A man wakes up and starts his day as usual. Only this isn’t our usual world. Scattered throughout his house, the street, and elsewhere we find people performing menial tasks as if they’re living furniture. People pose as coat racks, hold bathroom mirrors, and give piggy-back rides down the streets. Finally, the man makes his way to the top floor suite of an office building where he… well, I shouldn’t spoil it for you.
I admit I scratched my head for a bit after watching The Employment for the first time. Certainly the film resonates especially strong in the current economic climate. With 9% unemployment and many more settling for menial jobs to pay the bills it’s easy to feel like nothing more than a coat rack at times. The film could even serve as a PSA for the Occupy movement—99% of us serving as doormats for the top 1%.
But there is also something else—something about technology and what it means to be human. We are creators, and we create new things to make our lives easier. Every small thing—a chair, a coat rack, a doormat—we invented to make our lives a tiny bit more convenient. Why? So we could focus on the more important things like creating new conveniences.
The film reminds us of how for we’ve come. And maybe even asks the question, “Where are we going?” How much more convenient can we make our lives? Think of all the effort put into creating and selling minor conveniences. Do we really need another way to slice a potato?
The film had me asking myself a rather big question—What is progress? Perhaps we need to enrich our lives with meaning rather than conveniences. A sentiment underscored by the character after the credit roll.

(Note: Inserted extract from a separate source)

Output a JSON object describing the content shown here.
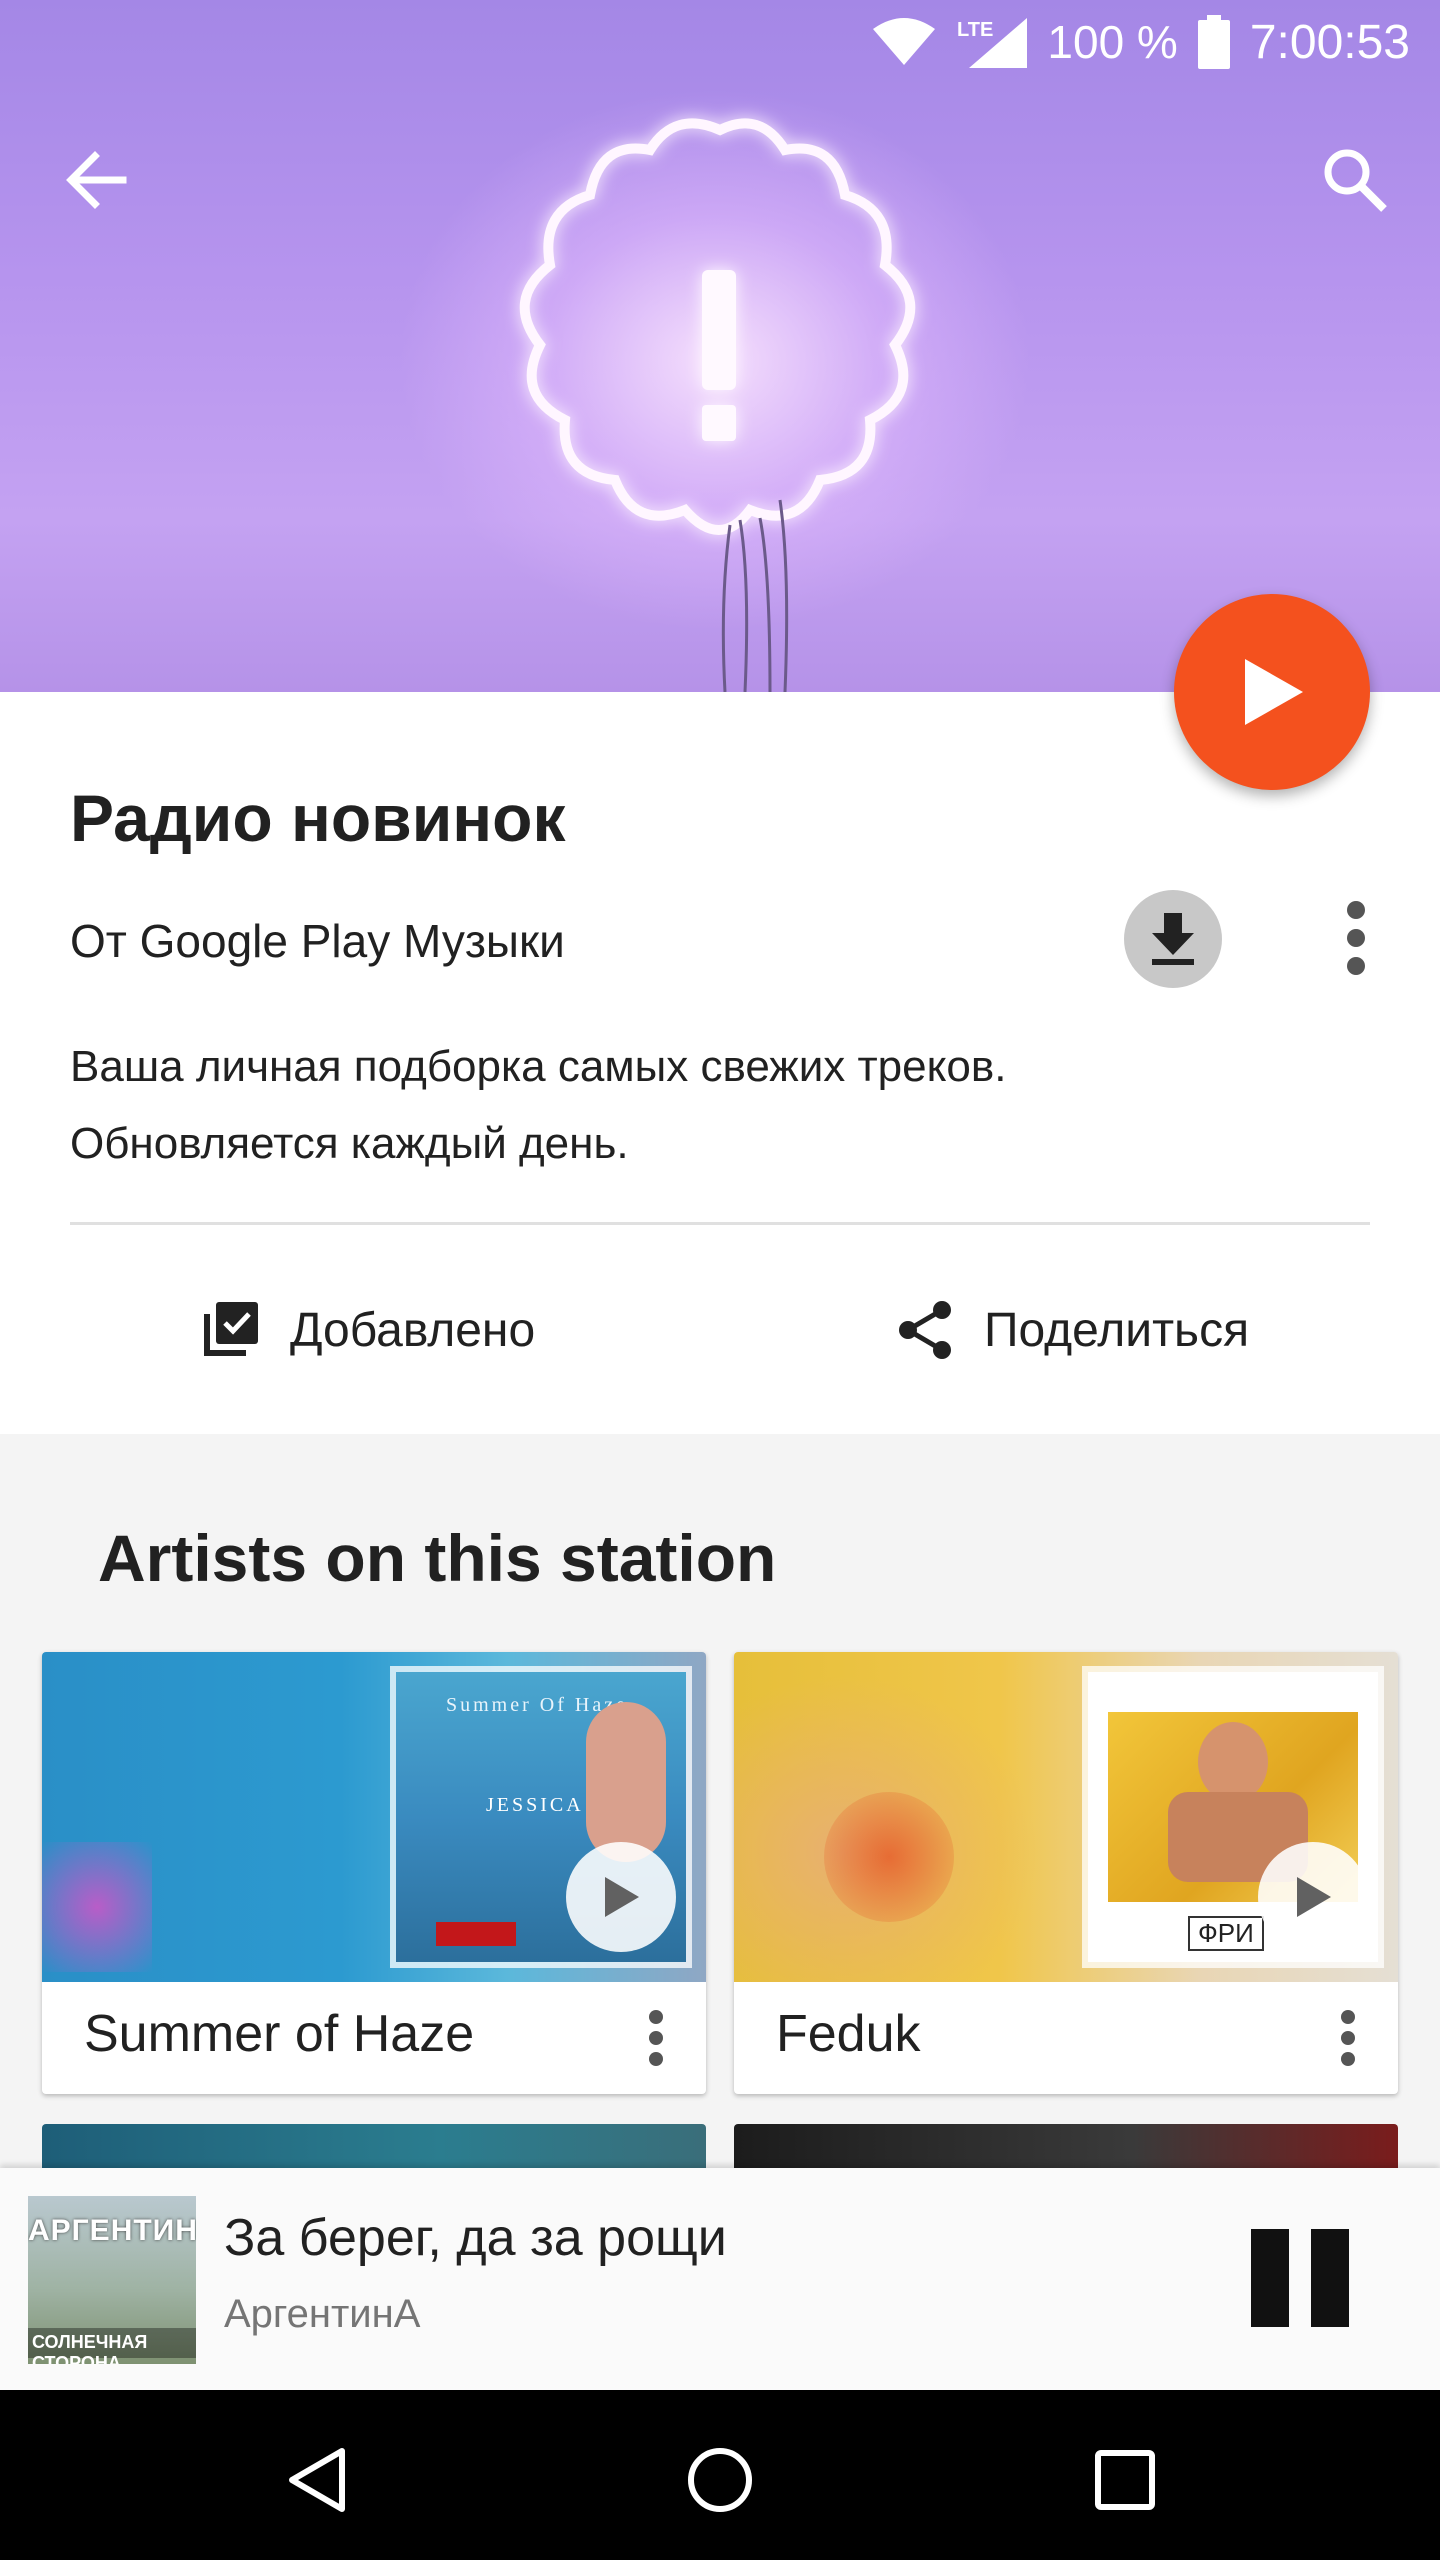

The Employment played all the major animation festivals like Annecy, Ottawa, Stuttgart and too many more to list in a single post. In fact, the film has done so well, it’s spent the past three years ricocheting around the festival circuit like a pinball before finally finding a home online.
I’m sympathetic to the director Santiago because, like me, he studied visual communication design before going into film. His quiet compositions and pacing show a real talent for storytelling. He currently works as an independent illustrator and animator out of his studio in Argentina. You can follow his work here.